Items from an interface collection
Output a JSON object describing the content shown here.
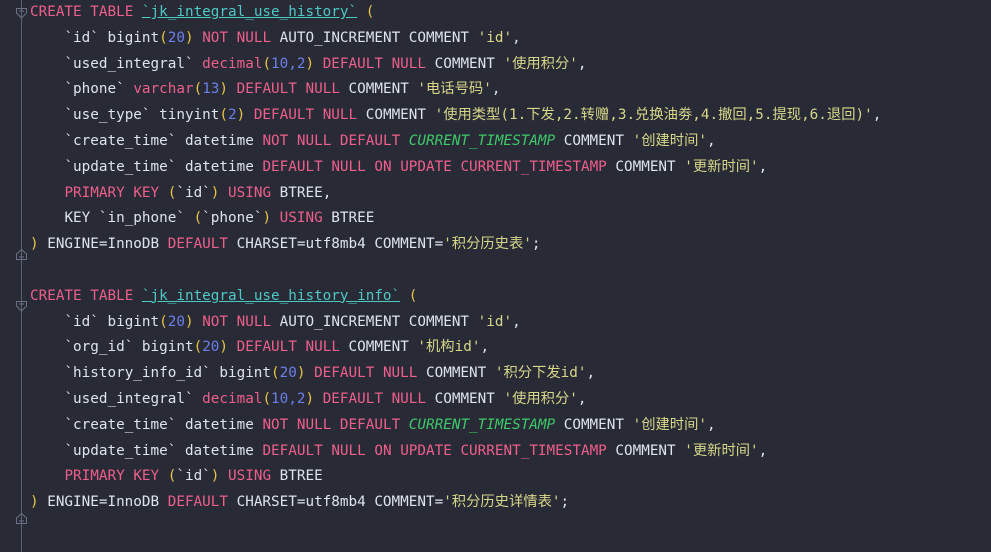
{
  "editor": {
    "name": "sql-code-editor",
    "background": "#282a36",
    "language": "sql",
    "font_size_px": 14,
    "line_height_px": 26,
    "colors": {
      "background": "#282a36",
      "keyword": "#ef5f8c",
      "table_identifier": "#4ec9c4",
      "string": "#d7d78a",
      "number": "#6d7fe8",
      "paren": "#e8c547",
      "function_italic": "#3ec96a",
      "plain_text": "#dfe3ec",
      "gutter_rail": "#5b6070"
    }
  },
  "gutter": {
    "fold_markers": [
      {
        "name": "fold-start-table-1",
        "icon": "chevron-down-fold-icon",
        "line": 0
      },
      {
        "name": "fold-end-table-1",
        "icon": "fold-end-icon",
        "line": 9
      },
      {
        "name": "fold-start-table-2",
        "icon": "chevron-down-fold-icon",
        "line": 11
      },
      {
        "name": "fold-end-table-2",
        "icon": "fold-end-icon",
        "line": 20
      }
    ]
  },
  "code": {
    "lines": [
      {
        "n": 1,
        "indent": 0,
        "tokens": [
          {
            "t": "CREATE",
            "c": "kw"
          },
          {
            "t": " ",
            "c": "plain"
          },
          {
            "t": "TABLE",
            "c": "kw"
          },
          {
            "t": " ",
            "c": "plain"
          },
          {
            "t": "`jk_integral_use_history`",
            "c": "ident"
          },
          {
            "t": " ",
            "c": "plain"
          },
          {
            "t": "(",
            "c": "paren"
          }
        ]
      },
      {
        "n": 2,
        "indent": 1,
        "tokens": [
          {
            "t": "`id`",
            "c": "col"
          },
          {
            "t": " ",
            "c": "plain"
          },
          {
            "t": "bigint",
            "c": "type2"
          },
          {
            "t": "(",
            "c": "paren"
          },
          {
            "t": "20",
            "c": "num"
          },
          {
            "t": ")",
            "c": "paren"
          },
          {
            "t": " ",
            "c": "plain"
          },
          {
            "t": "NOT",
            "c": "kw"
          },
          {
            "t": " ",
            "c": "plain"
          },
          {
            "t": "NULL",
            "c": "kw"
          },
          {
            "t": " AUTO_INCREMENT COMMENT ",
            "c": "plain"
          },
          {
            "t": "'id'",
            "c": "str"
          },
          {
            "t": ",",
            "c": "punct"
          }
        ]
      },
      {
        "n": 3,
        "indent": 1,
        "tokens": [
          {
            "t": "`used_integral`",
            "c": "col"
          },
          {
            "t": " ",
            "c": "plain"
          },
          {
            "t": "decimal",
            "c": "type"
          },
          {
            "t": "(",
            "c": "paren"
          },
          {
            "t": "10",
            "c": "num"
          },
          {
            "t": ",",
            "c": "num"
          },
          {
            "t": "2",
            "c": "num"
          },
          {
            "t": ")",
            "c": "paren"
          },
          {
            "t": " ",
            "c": "plain"
          },
          {
            "t": "DEFAULT",
            "c": "kw"
          },
          {
            "t": " ",
            "c": "plain"
          },
          {
            "t": "NULL",
            "c": "kw"
          },
          {
            "t": " COMMENT ",
            "c": "plain"
          },
          {
            "t": "'使用积分'",
            "c": "str"
          },
          {
            "t": ",",
            "c": "punct"
          }
        ]
      },
      {
        "n": 4,
        "indent": 1,
        "tokens": [
          {
            "t": "`phone`",
            "c": "col"
          },
          {
            "t": " ",
            "c": "plain"
          },
          {
            "t": "varchar",
            "c": "type"
          },
          {
            "t": "(",
            "c": "paren"
          },
          {
            "t": "13",
            "c": "num"
          },
          {
            "t": ")",
            "c": "paren"
          },
          {
            "t": " ",
            "c": "plain"
          },
          {
            "t": "DEFAULT",
            "c": "kw"
          },
          {
            "t": " ",
            "c": "plain"
          },
          {
            "t": "NULL",
            "c": "kw"
          },
          {
            "t": " COMMENT ",
            "c": "plain"
          },
          {
            "t": "'电话号码'",
            "c": "str"
          },
          {
            "t": ",",
            "c": "punct"
          }
        ]
      },
      {
        "n": 5,
        "indent": 1,
        "tokens": [
          {
            "t": "`use_type`",
            "c": "col"
          },
          {
            "t": " ",
            "c": "plain"
          },
          {
            "t": "tinyint",
            "c": "type2"
          },
          {
            "t": "(",
            "c": "paren"
          },
          {
            "t": "2",
            "c": "num"
          },
          {
            "t": ")",
            "c": "paren"
          },
          {
            "t": " ",
            "c": "plain"
          },
          {
            "t": "DEFAULT",
            "c": "kw"
          },
          {
            "t": " ",
            "c": "plain"
          },
          {
            "t": "NULL",
            "c": "kw"
          },
          {
            "t": " COMMENT ",
            "c": "plain"
          },
          {
            "t": "'使用类型(1.下发,2.转赠,3.兑换油劵,4.撤回,5.提现,6.退回)'",
            "c": "str"
          },
          {
            "t": ",",
            "c": "punct"
          }
        ]
      },
      {
        "n": 6,
        "indent": 1,
        "tokens": [
          {
            "t": "`create_time`",
            "c": "col"
          },
          {
            "t": " ",
            "c": "plain"
          },
          {
            "t": "datetime",
            "c": "type2"
          },
          {
            "t": " ",
            "c": "plain"
          },
          {
            "t": "NOT",
            "c": "kw"
          },
          {
            "t": " ",
            "c": "plain"
          },
          {
            "t": "NULL",
            "c": "kw"
          },
          {
            "t": " ",
            "c": "plain"
          },
          {
            "t": "DEFAULT",
            "c": "kw"
          },
          {
            "t": " ",
            "c": "plain"
          },
          {
            "t": "CURRENT_TIMESTAMP",
            "c": "fn"
          },
          {
            "t": " COMMENT ",
            "c": "plain"
          },
          {
            "t": "'创建时间'",
            "c": "str"
          },
          {
            "t": ",",
            "c": "punct"
          }
        ]
      },
      {
        "n": 7,
        "indent": 1,
        "tokens": [
          {
            "t": "`update_time`",
            "c": "col"
          },
          {
            "t": " ",
            "c": "plain"
          },
          {
            "t": "datetime",
            "c": "type2"
          },
          {
            "t": " ",
            "c": "plain"
          },
          {
            "t": "DEFAULT",
            "c": "kw"
          },
          {
            "t": " ",
            "c": "plain"
          },
          {
            "t": "NULL",
            "c": "kw"
          },
          {
            "t": " ",
            "c": "plain"
          },
          {
            "t": "ON",
            "c": "kw"
          },
          {
            "t": " ",
            "c": "plain"
          },
          {
            "t": "UPDATE",
            "c": "kw"
          },
          {
            "t": " ",
            "c": "plain"
          },
          {
            "t": "CURRENT_TIMESTAMP",
            "c": "kw"
          },
          {
            "t": " COMMENT ",
            "c": "plain"
          },
          {
            "t": "'更新时间'",
            "c": "str"
          },
          {
            "t": ",",
            "c": "punct"
          }
        ]
      },
      {
        "n": 8,
        "indent": 1,
        "tokens": [
          {
            "t": "PRIMARY",
            "c": "kw"
          },
          {
            "t": " ",
            "c": "plain"
          },
          {
            "t": "KEY",
            "c": "kw"
          },
          {
            "t": " ",
            "c": "plain"
          },
          {
            "t": "(",
            "c": "paren"
          },
          {
            "t": "`id`",
            "c": "col"
          },
          {
            "t": ")",
            "c": "paren"
          },
          {
            "t": " ",
            "c": "plain"
          },
          {
            "t": "USING",
            "c": "kw"
          },
          {
            "t": " BTREE",
            "c": "plain"
          },
          {
            "t": ",",
            "c": "punct"
          }
        ]
      },
      {
        "n": 9,
        "indent": 1,
        "tokens": [
          {
            "t": "KEY ",
            "c": "plain"
          },
          {
            "t": "`in_phone`",
            "c": "col"
          },
          {
            "t": " ",
            "c": "plain"
          },
          {
            "t": "(",
            "c": "paren"
          },
          {
            "t": "`phone`",
            "c": "col"
          },
          {
            "t": ")",
            "c": "paren"
          },
          {
            "t": " ",
            "c": "plain"
          },
          {
            "t": "USING",
            "c": "kw"
          },
          {
            "t": " BTREE",
            "c": "plain"
          }
        ]
      },
      {
        "n": 10,
        "indent": 0,
        "tokens": [
          {
            "t": ")",
            "c": "paren"
          },
          {
            "t": " ENGINE=InnoDB ",
            "c": "plain"
          },
          {
            "t": "DEFAULT",
            "c": "kw"
          },
          {
            "t": " CHARSET=utf8mb4 COMMENT=",
            "c": "plain"
          },
          {
            "t": "'积分历史表'",
            "c": "str"
          },
          {
            "t": ";",
            "c": "punct"
          }
        ]
      },
      {
        "n": 11,
        "indent": 0,
        "tokens": []
      },
      {
        "n": 12,
        "indent": 0,
        "tokens": [
          {
            "t": "CREATE",
            "c": "kw"
          },
          {
            "t": " ",
            "c": "plain"
          },
          {
            "t": "TABLE",
            "c": "kw"
          },
          {
            "t": " ",
            "c": "plain"
          },
          {
            "t": "`jk_integral_use_history_info`",
            "c": "ident"
          },
          {
            "t": " ",
            "c": "plain"
          },
          {
            "t": "(",
            "c": "paren"
          }
        ]
      },
      {
        "n": 13,
        "indent": 1,
        "tokens": [
          {
            "t": "`id`",
            "c": "col"
          },
          {
            "t": " ",
            "c": "plain"
          },
          {
            "t": "bigint",
            "c": "type2"
          },
          {
            "t": "(",
            "c": "paren"
          },
          {
            "t": "20",
            "c": "num"
          },
          {
            "t": ")",
            "c": "paren"
          },
          {
            "t": " ",
            "c": "plain"
          },
          {
            "t": "NOT",
            "c": "kw"
          },
          {
            "t": " ",
            "c": "plain"
          },
          {
            "t": "NULL",
            "c": "kw"
          },
          {
            "t": " AUTO_INCREMENT COMMENT ",
            "c": "plain"
          },
          {
            "t": "'id'",
            "c": "str"
          },
          {
            "t": ",",
            "c": "punct"
          }
        ]
      },
      {
        "n": 14,
        "indent": 1,
        "tokens": [
          {
            "t": "`org_id`",
            "c": "col"
          },
          {
            "t": " ",
            "c": "plain"
          },
          {
            "t": "bigint",
            "c": "type2"
          },
          {
            "t": "(",
            "c": "paren"
          },
          {
            "t": "20",
            "c": "num"
          },
          {
            "t": ")",
            "c": "paren"
          },
          {
            "t": " ",
            "c": "plain"
          },
          {
            "t": "DEFAULT",
            "c": "kw"
          },
          {
            "t": " ",
            "c": "plain"
          },
          {
            "t": "NULL",
            "c": "kw"
          },
          {
            "t": " COMMENT ",
            "c": "plain"
          },
          {
            "t": "'机构id'",
            "c": "str"
          },
          {
            "t": ",",
            "c": "punct"
          }
        ]
      },
      {
        "n": 15,
        "indent": 1,
        "tokens": [
          {
            "t": "`history_info_id`",
            "c": "col"
          },
          {
            "t": " ",
            "c": "plain"
          },
          {
            "t": "bigint",
            "c": "type2"
          },
          {
            "t": "(",
            "c": "paren"
          },
          {
            "t": "20",
            "c": "num"
          },
          {
            "t": ")",
            "c": "paren"
          },
          {
            "t": " ",
            "c": "plain"
          },
          {
            "t": "DEFAULT",
            "c": "kw"
          },
          {
            "t": " ",
            "c": "plain"
          },
          {
            "t": "NULL",
            "c": "kw"
          },
          {
            "t": " COMMENT ",
            "c": "plain"
          },
          {
            "t": "'积分下发id'",
            "c": "str"
          },
          {
            "t": ",",
            "c": "punct"
          }
        ]
      },
      {
        "n": 16,
        "indent": 1,
        "tokens": [
          {
            "t": "`used_integral`",
            "c": "col"
          },
          {
            "t": " ",
            "c": "plain"
          },
          {
            "t": "decimal",
            "c": "type"
          },
          {
            "t": "(",
            "c": "paren"
          },
          {
            "t": "10",
            "c": "num"
          },
          {
            "t": ",",
            "c": "num"
          },
          {
            "t": "2",
            "c": "num"
          },
          {
            "t": ")",
            "c": "paren"
          },
          {
            "t": " ",
            "c": "plain"
          },
          {
            "t": "DEFAULT",
            "c": "kw"
          },
          {
            "t": " ",
            "c": "plain"
          },
          {
            "t": "NULL",
            "c": "kw"
          },
          {
            "t": " COMMENT ",
            "c": "plain"
          },
          {
            "t": "'使用积分'",
            "c": "str"
          },
          {
            "t": ",",
            "c": "punct"
          }
        ]
      },
      {
        "n": 17,
        "indent": 1,
        "tokens": [
          {
            "t": "`create_time`",
            "c": "col"
          },
          {
            "t": " ",
            "c": "plain"
          },
          {
            "t": "datetime",
            "c": "type2"
          },
          {
            "t": " ",
            "c": "plain"
          },
          {
            "t": "NOT",
            "c": "kw"
          },
          {
            "t": " ",
            "c": "plain"
          },
          {
            "t": "NULL",
            "c": "kw"
          },
          {
            "t": " ",
            "c": "plain"
          },
          {
            "t": "DEFAULT",
            "c": "kw"
          },
          {
            "t": " ",
            "c": "plain"
          },
          {
            "t": "CURRENT_TIMESTAMP",
            "c": "fn"
          },
          {
            "t": " COMMENT ",
            "c": "plain"
          },
          {
            "t": "'创建时间'",
            "c": "str"
          },
          {
            "t": ",",
            "c": "punct"
          }
        ]
      },
      {
        "n": 18,
        "indent": 1,
        "tokens": [
          {
            "t": "`update_time`",
            "c": "col"
          },
          {
            "t": " ",
            "c": "plain"
          },
          {
            "t": "datetime",
            "c": "type2"
          },
          {
            "t": " ",
            "c": "plain"
          },
          {
            "t": "DEFAULT",
            "c": "kw"
          },
          {
            "t": " ",
            "c": "plain"
          },
          {
            "t": "NULL",
            "c": "kw"
          },
          {
            "t": " ",
            "c": "plain"
          },
          {
            "t": "ON",
            "c": "kw"
          },
          {
            "t": " ",
            "c": "plain"
          },
          {
            "t": "UPDATE",
            "c": "kw"
          },
          {
            "t": " ",
            "c": "plain"
          },
          {
            "t": "CURRENT_TIMESTAMP",
            "c": "kw"
          },
          {
            "t": " COMMENT ",
            "c": "plain"
          },
          {
            "t": "'更新时间'",
            "c": "str"
          },
          {
            "t": ",",
            "c": "punct"
          }
        ]
      },
      {
        "n": 19,
        "indent": 1,
        "tokens": [
          {
            "t": "PRIMARY",
            "c": "kw"
          },
          {
            "t": " ",
            "c": "plain"
          },
          {
            "t": "KEY",
            "c": "kw"
          },
          {
            "t": " ",
            "c": "plain"
          },
          {
            "t": "(",
            "c": "paren"
          },
          {
            "t": "`id`",
            "c": "col"
          },
          {
            "t": ")",
            "c": "paren"
          },
          {
            "t": " ",
            "c": "plain"
          },
          {
            "t": "USING",
            "c": "kw"
          },
          {
            "t": " BTREE",
            "c": "plain"
          }
        ]
      },
      {
        "n": 20,
        "indent": 0,
        "tokens": [
          {
            "t": ")",
            "c": "paren"
          },
          {
            "t": " ENGINE=InnoDB ",
            "c": "plain"
          },
          {
            "t": "DEFAULT",
            "c": "kw"
          },
          {
            "t": " CHARSET=utf8mb4 COMMENT=",
            "c": "plain"
          },
          {
            "t": "'积分历史详情表'",
            "c": "str"
          },
          {
            "t": ";",
            "c": "punct"
          }
        ]
      }
    ]
  }
}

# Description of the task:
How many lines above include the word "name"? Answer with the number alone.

# Exercise result:
5